Study explains How Rattlesnakes Catch Rainwater On Their Backs
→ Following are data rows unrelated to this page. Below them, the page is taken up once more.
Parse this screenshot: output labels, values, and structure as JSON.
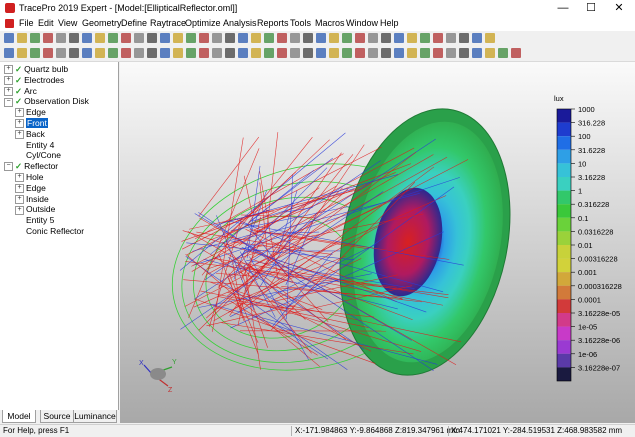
{
  "window": {
    "title": "TracePro 2019 Expert - [Model:[EllipticalReflector.oml]]",
    "minimize": "—",
    "maximize": "☐",
    "close": "✕"
  },
  "menu": [
    "File",
    "Edit",
    "View",
    "Geometry",
    "Define",
    "Raytrace",
    "Optimize",
    "Analysis",
    "Reports",
    "Tools",
    "Macros",
    "Window",
    "Help"
  ],
  "tree": [
    {
      "label": "Quartz bulb",
      "checked": true,
      "level": 0,
      "expander": "+"
    },
    {
      "label": "Electrodes",
      "checked": true,
      "level": 0,
      "expander": "+"
    },
    {
      "label": "Arc",
      "checked": true,
      "level": 0,
      "expander": "+"
    },
    {
      "label": "Observation Disk",
      "checked": true,
      "level": 0,
      "expander": "−"
    },
    {
      "label": "Edge",
      "level": 1,
      "expander": "+"
    },
    {
      "label": "Front",
      "level": 1,
      "expander": "+",
      "selected": true
    },
    {
      "label": "Back",
      "level": 1,
      "expander": "+"
    },
    {
      "label": "Entity 4",
      "level": 1
    },
    {
      "label": "Cyl/Cone",
      "level": 1
    },
    {
      "label": "Reflector",
      "checked": true,
      "level": 0,
      "expander": "−"
    },
    {
      "label": "Hole",
      "level": 1,
      "expander": "+"
    },
    {
      "label": "Edge",
      "level": 1,
      "expander": "+"
    },
    {
      "label": "Inside",
      "level": 1,
      "expander": "+"
    },
    {
      "label": "Outside",
      "level": 1,
      "expander": "+"
    },
    {
      "label": "Entity 5",
      "level": 1
    },
    {
      "label": "Conic Reflector",
      "level": 1
    }
  ],
  "tabs": [
    "Model",
    "Source",
    "Luminance"
  ],
  "legend": {
    "unit": "lux",
    "labels": [
      "1000",
      "316.228",
      "100",
      "31.6228",
      "10",
      "3.16228",
      "1",
      "0.316228",
      "0.1",
      "0.0316228",
      "0.01",
      "0.00316228",
      "0.001",
      "0.000316228",
      "0.0001",
      "3.16228e-05",
      "1e-05",
      "3.16228e-06",
      "1e-06",
      "3.16228e-07"
    ],
    "colors": [
      "#1a1a9a",
      "#1e3ccf",
      "#1f6ee6",
      "#2e9fe6",
      "#36c2d8",
      "#3ad0c0",
      "#32c86a",
      "#3ac83a",
      "#6ad23a",
      "#9ad23a",
      "#c8d23a",
      "#d2d23a",
      "#d2a83a",
      "#d27a3a",
      "#d23a3a",
      "#d23a8a",
      "#c83ac8",
      "#9a3ad2",
      "#5a3aa8",
      "#1a1a40"
    ]
  },
  "status": {
    "help": "For Help, press F1",
    "coords1": "X:-171.984863 Y:-9.864868 Z:819.347961 mm",
    "coords2": "X:474.171021 Y:-284.519531 Z:468.983582 mm"
  },
  "axis": {
    "x": "X",
    "y": "Y",
    "z": "Z"
  },
  "toolbar_colors": [
    "#2a5ab0",
    "#c8a020",
    "#3a8a3a",
    "#b03030",
    "#7a7a7a",
    "#404040"
  ]
}
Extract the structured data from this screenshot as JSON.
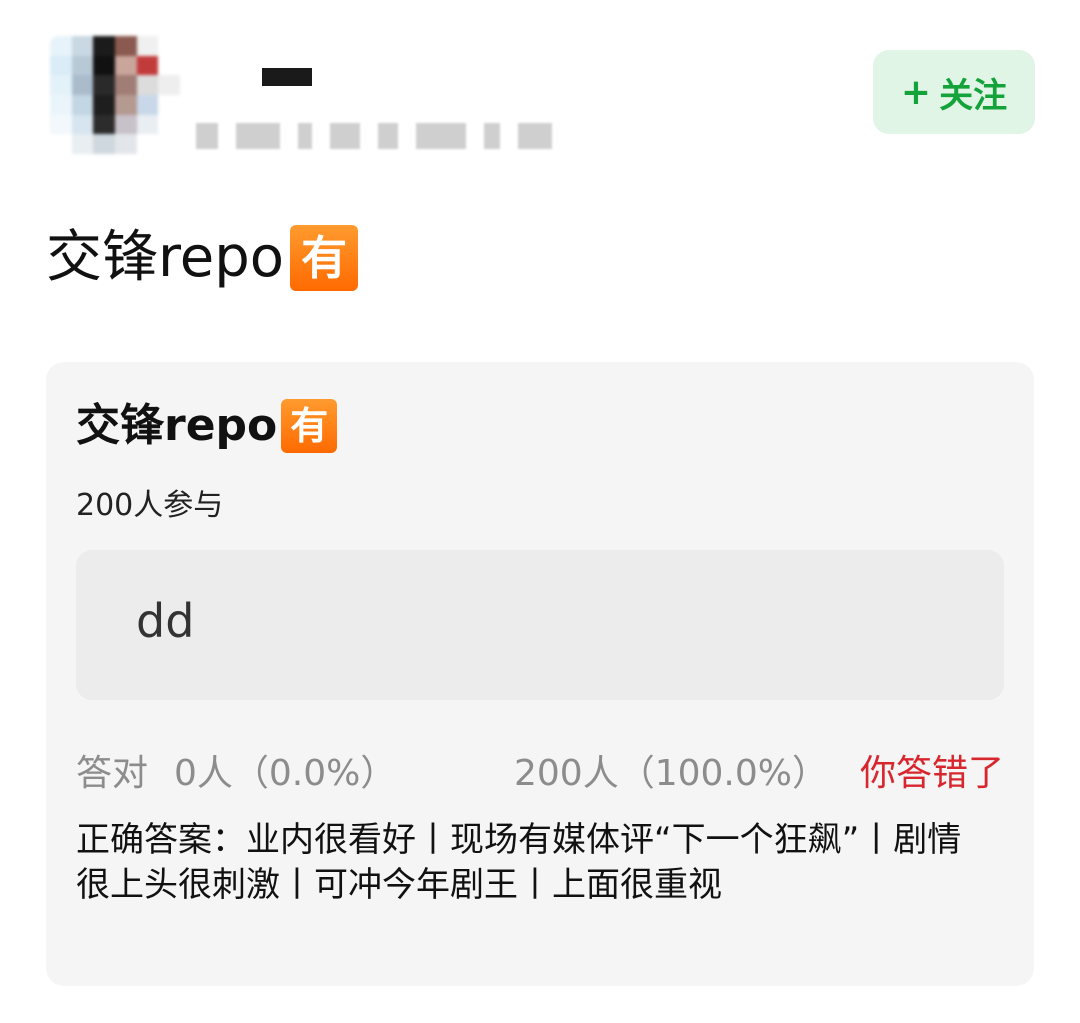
{
  "header": {
    "follow_label": "关注",
    "follow_icon": "plus-icon",
    "accent_color": "#14a33a"
  },
  "post": {
    "title": "交锋repo",
    "emoji": "有"
  },
  "quiz": {
    "title": "交锋repo",
    "emoji": "有",
    "participants": "200人参与",
    "option_label": "dd",
    "correct_label": "答对",
    "correct_value": "0人（0.0%）",
    "wrong_value": "200人（100.0%）",
    "result": "你答错了",
    "result_color": "#d8262e",
    "answer": "正确答案：业内很看好丨现场有媒体评“下一个狂飙”丨剧情很上头很刺激丨可冲今年剧王丨上面很重视"
  }
}
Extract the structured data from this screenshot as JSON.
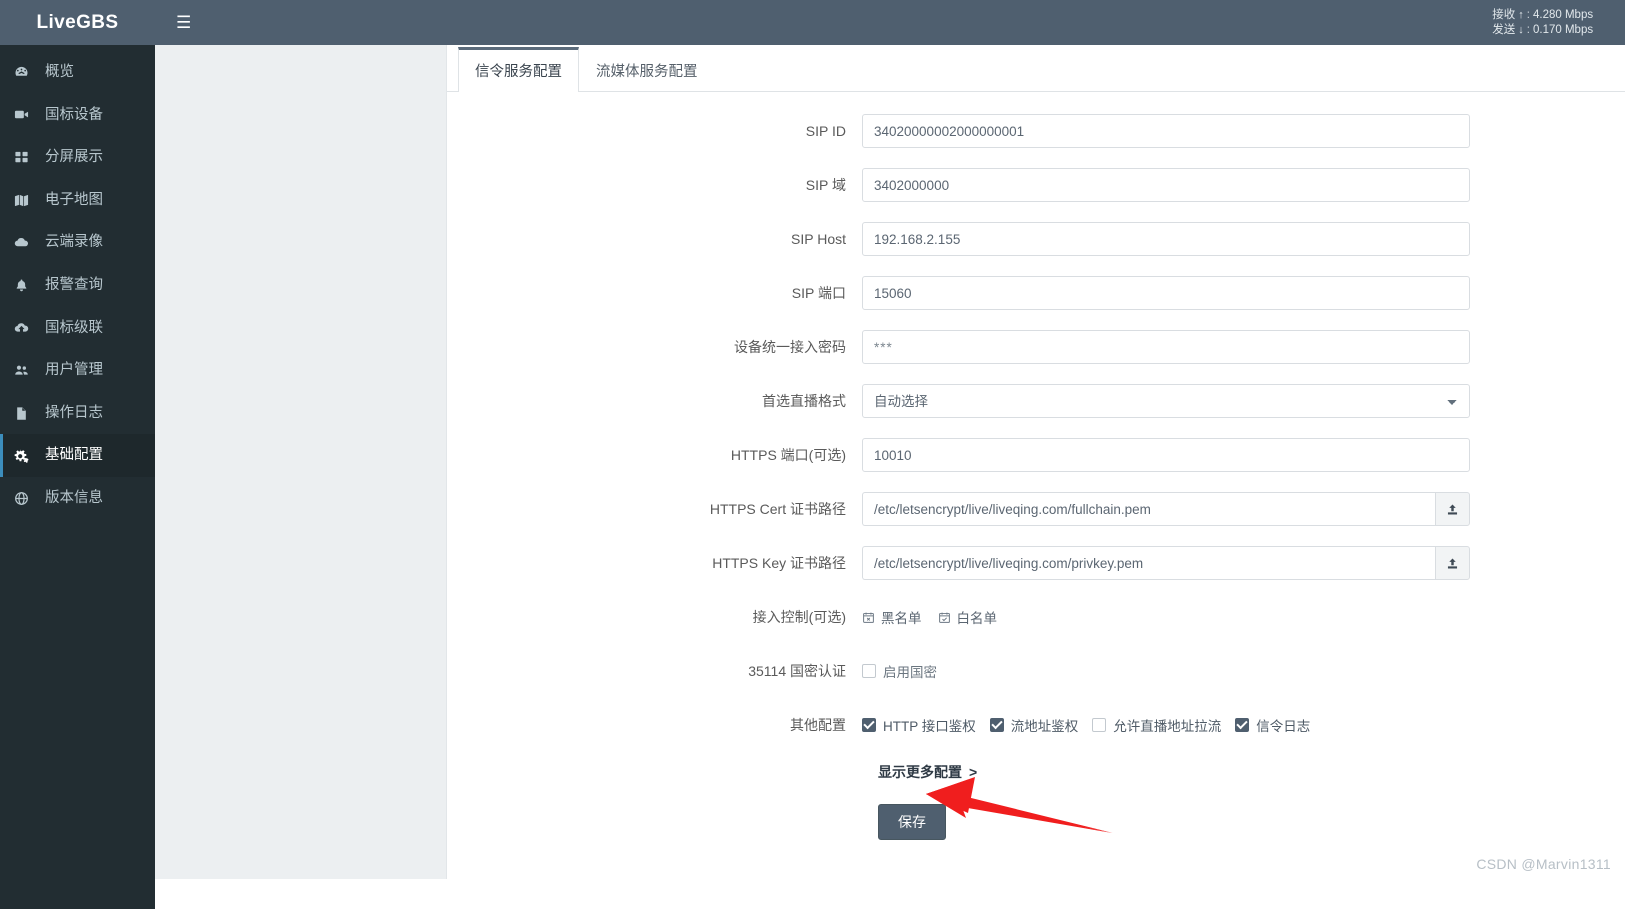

One way some rattlesnakes species have adapted to survive in hot, dry desert climates is though an ability to absorb or “harvest” rain, sleet and even snow. Researchers, including Konrad Rykaczewski, a Fulton Schools associate professor of mechanical engineering, have found the snakes coil themselves in ways that most effectively expose their skins to precipitation. Through nanoscale-sized features of the texture of their skins, these rattlers are able to capture water in a labyrinthine network of tiny channels from which they can imbibe the moisture. The ability enables the snakes to take advantage of a source of water with minimal use of energy or risk. The report on the study is published in the American Chemical Society’s ACS Omega research journal.